While the peninsula is not well endowed with restaurants, Ardrossan has two hotels, and the renowned Curramulka hotel is only 20km away. If you are touring further south, there are: the Inland Sea Restaurant at Warooka (60km) and the Marion Bay Tavern (100km).

Now that commercial netting bans are in place around much of the peninsula, there is a growing abundance of seafood available. The local species include- King George whiting, yellow fin whiting, garfish, tommy ruff, snapper, snook, squid, blue swimmer crabs and salmon during winter.
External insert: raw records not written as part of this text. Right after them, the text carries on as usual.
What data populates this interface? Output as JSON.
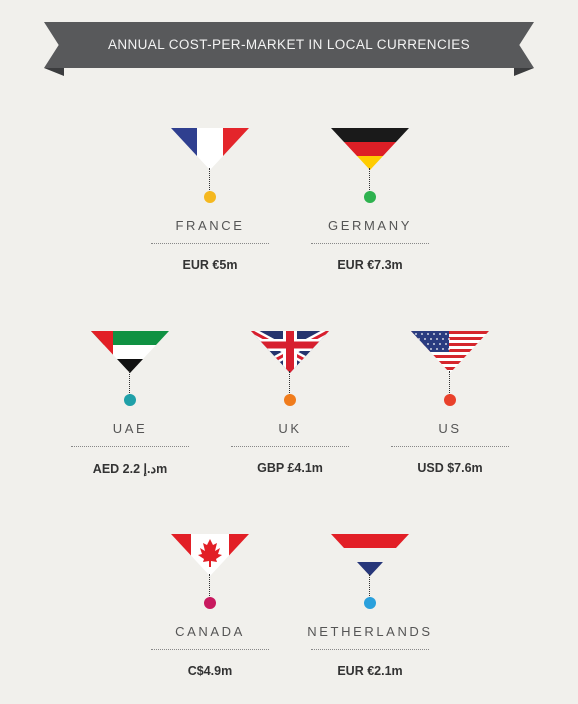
{
  "title": "ANNUAL COST-PER-MARKET IN LOCAL CURRENCIES",
  "chart_data": {
    "type": "table",
    "title": "ANNUAL COST-PER-MARKET IN LOCAL CURRENCIES",
    "markets": [
      {
        "country": "FRANCE",
        "cost_label": "EUR €5m",
        "currency": "EUR",
        "value_m": 5,
        "flag": "france-flag-icon",
        "dot_color": "#f5b81f"
      },
      {
        "country": "GERMANY",
        "cost_label": "EUR €7.3m",
        "currency": "EUR",
        "value_m": 7.3,
        "flag": "germany-flag-icon",
        "dot_color": "#2eb24f"
      },
      {
        "country": "UAE",
        "cost_label": "AED د.إ 2.2m",
        "currency": "AED",
        "value_m": 2.2,
        "flag": "uae-flag-icon",
        "dot_color": "#1fa0a8"
      },
      {
        "country": "UK",
        "cost_label": "GBP £4.1m",
        "currency": "GBP",
        "value_m": 4.1,
        "flag": "uk-flag-icon",
        "dot_color": "#f07c1c"
      },
      {
        "country": "US",
        "cost_label": "USD $7.6m",
        "currency": "USD",
        "value_m": 7.6,
        "flag": "us-flag-icon",
        "dot_color": "#e9412b"
      },
      {
        "country": "CANADA",
        "cost_label": "C$4.9m",
        "currency": "CAD",
        "value_m": 4.9,
        "flag": "canada-flag-icon",
        "dot_color": "#c8195e"
      },
      {
        "country": "NETHERLANDS",
        "cost_label": "EUR €2.1m",
        "currency": "EUR",
        "value_m": 2.1,
        "flag": "netherlands-flag-icon",
        "dot_color": "#2aa0dc"
      }
    ]
  }
}
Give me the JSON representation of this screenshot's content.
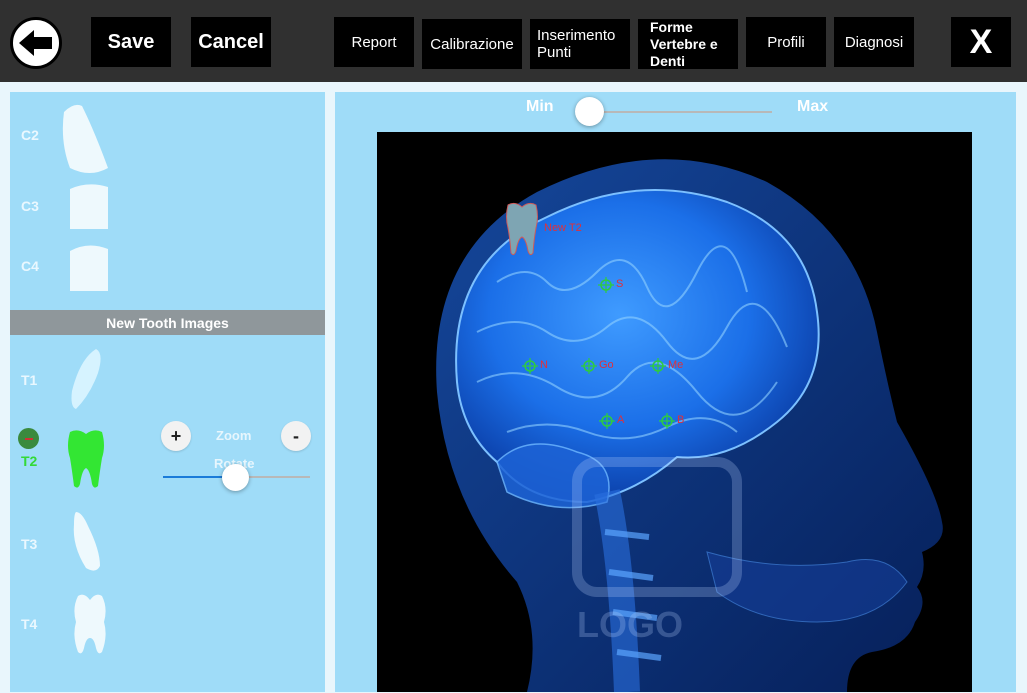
{
  "toolbar": {
    "back_icon": "arrow-left-icon",
    "save_label": "Save",
    "cancel_label": "Cancel",
    "report_label": "Report",
    "calibration_label": "Calibrazione",
    "points_label": "Inserimento\nPunti",
    "shapes_label": "Forme\nVertebre e\nDenti",
    "profiles_label": "Profili",
    "diagnosis_label": "Diagnosi",
    "close_label": "X"
  },
  "sidebar": {
    "vertebrae": [
      {
        "label": "C2",
        "icon": "vertebra-c2-icon"
      },
      {
        "label": "C3",
        "icon": "vertebra-c3-icon"
      },
      {
        "label": "C4",
        "icon": "vertebra-c4-icon"
      }
    ],
    "section_title": "New Tooth Images",
    "teeth": [
      {
        "label": "T1",
        "icon": "tooth-t1-icon"
      },
      {
        "label": "T2",
        "icon": "tooth-t2-icon",
        "selected": true
      },
      {
        "label": "T3",
        "icon": "tooth-t3-icon"
      },
      {
        "label": "T4",
        "icon": "tooth-t4-icon"
      }
    ],
    "zoom_in_label": "+",
    "zoom_label": "Zoom",
    "zoom_out_label": "-",
    "rotate_label": "Rotate",
    "rotate_value": 0.5
  },
  "viewer": {
    "min_label": "Min",
    "max_label": "Max",
    "brightness_value": 0.0,
    "overlay_label": "New T2",
    "landmarks": [
      "S",
      "N",
      "Go",
      "Me",
      "A",
      "B"
    ],
    "watermark": "LOGO"
  },
  "colors": {
    "toolbar_bg": "#303030",
    "panel_bg": "#9fdcf8",
    "selected_tooth": "#33d936",
    "landmark": "#2ecc40",
    "landmark_label": "#e0303a"
  }
}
If you have a boat you can fish in the sheltered bay or alternatively from the beach below, Pine Point wharf, or the jetties at Ardrossan, Port Julia or Port Vincent.

Take the stairway to the beach and stroll the beautiful sweeping beach to the right past Rocky Point or alternatively head to Pine Point in the morning to pick up the paper. For a longer walk, just north of Pine Point explore the spectacular red ochre cliffs and fascinating rock formations which seem like another world away.

The Narrunga People heritage:
At low tide about 150m away, out from Rocky Point, the remnants of what is believed to be an ancient aboriginal fish trap system can be clearly seen. The “Rocky Point Aboriginal Site Complex” has been entered into the central archives as a site of Aboriginal cultural significance. The site is also thought to contain a silcrete quarry (used in tool making) and other archaeological material. This can be explored but please treat with respect & do not disturb.

The Peninsula is only around 180km from tip to toe and around 50km across and thus can be comfortably explored in easy day trips. Heading south you can visit the National Trust Memorial Aviation Museum at Minlaton, or take the beautiful coastal track down to the Port Vincent via Port Julia where you can overlook the new marina or enjoy an ice cream or fish & chips strolling along the esplanade. Picturesque Stansbury is further down the coast and the drive into the beautiful Wool Bay is also worthwhile. Continue on and see the recently restored Salt Creek estuary marine reserve at Coobowie, which was awarded a gold medal from the South Australian Recreational Fishing Advisory Council, then drop in for a drink or coffee at historic Edithburgh. And of course if time permits a visit to the bottom end of the peninsula and Innes National Park with its spectacular rugged coastline, lighthouses, long sandy beaches and shipwrecks is a must. Heading north, visit the Ardrossan museum and the Onesteel lookout, Barley Stack Wines at Maitland, Moonta mines, Port Hughes, Wallaroo marina & beaches and the Peninsula’s ‘capital’- Kadina with its extensive shopping. And in-between, there are many kilometres of secluded sandy beaches to discover.

This is just a sample and there are many more fascinating locations to explore on the way. For further information, contact the Yorke Peninsula Visitor Information Centre on 1800.202.445.